Admittedly, Giglio did conclude evidence that a witness consumed alcohol was relevant to perception, but did not explain how that analysis did not then make the evidence that the plaintiff consumed alcohol also relevant to her perception. Presumably a plaintiff’s ability to perceive is just as important as a witness. But I argued if Giglio’s exception applies only to witnesses, then the exception cannot apply here because the evidence concerned the parties themselves.
- Evidence of marijuana usage to imply impairment was unfairly prejudicial.
Although Giglio saw “no prejudice that would result from allowing evidence that a man of legal drinking age had consumed alcohol,” the same is not true of marijuana. Although Nevada voters subsequently legalized recreational marijuana, it was an illegal substance when the accident happened. I was able to locate a federal decision from Arizona that was at least on topic.
Celaya v. Hankook Tire Am. Corp. alleged a defective tire caused an accident in which the driver died. A post-mortem blood sample found the driver’s “blood contained traces of the sedative alprazolam, pain medications oxycodone and hydrocodone, and remnants of marijuana.” The driver’s estate moved to exclude that evidence from trial. The district court excluded the defendant’s expert who concluded the driver was intoxicated when the accident occurred. It then evaluated whether the post-mortem blood sample results should be admitted at all and excluded them.
Arizona law “holds that anyone who is under the influence of any drug and is ‘impaired to the slightest degree’ may not drive a vehicle.” Another statute held “anyone with various drugs, including THC and its metabolites, in his or her system may not drive a vehicle regardless of impairment.” These statutes did not create a legal presumption of impairment “solely because he had THC in his system.” Based upon this, the evidence was excluded because its “limited probative value is countered by the high likelihood that evidence of an illegal drug would cause the jury to decide the case based on unfair prejudices rather than the evidence presented.”
Nevada law is substantively similar. NRS 484C.110(2)(a) makes it unlawful for a person to operate a motor vehicle who is “under the influence of a controlled substance.” Alternatively, NRS 484C.110(3) makes it unlawful for anyone to operate a motor vehicle with certain amounts of chemicals in their system, regardless of actual impairment. Neither statute creates a legal presumption of impairment solely because of a post-accident blood draw. Given these similarities, I argued the Arizona court’s decision to exclude evidence of marijuana usage because its “limited probative value is countered by the high likelihood that evidence of an illegal drug would cause the jury to decide the case based on unfair prejudices rather than the evidence presented” was strongly persuasive.
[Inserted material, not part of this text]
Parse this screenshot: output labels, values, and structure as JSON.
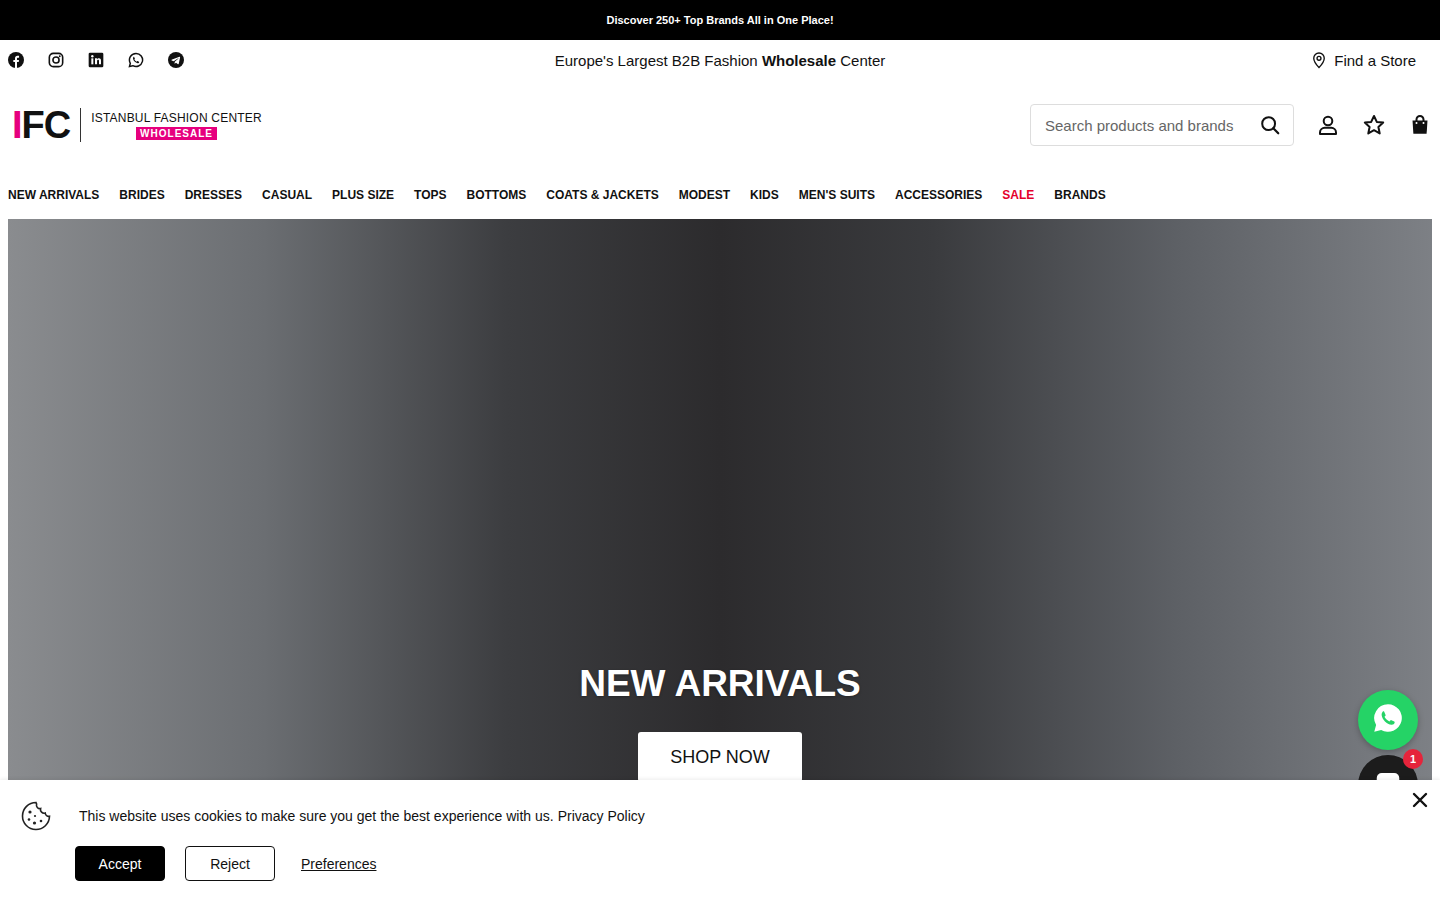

- What happened?
The case settled, but this would have been a fun issue to argue.
 128 Nev. 271, 276, 278 P.3d 490, 493 (2012).
 Id. at 285, 278 P.3d. at 499.
 Id. at 285-86, 278 P.3d at 499.
 129 Nev. Adv. Op. 81, 312 P.3d 503 (2013).
 Id. at 506.
 Id. at 505.
 Id. at 507.
 Id. at 285-86, 278 P.3d at 499.
 No. CV-11-00429, 2016 U.S. Dist. LEXIS 192856 (D. Ariz. Mar. 29, 2016).
 Id. (citing ARS 28-1381(A)(1)).
 Id. (citing ARS 28-1381(A)(3)).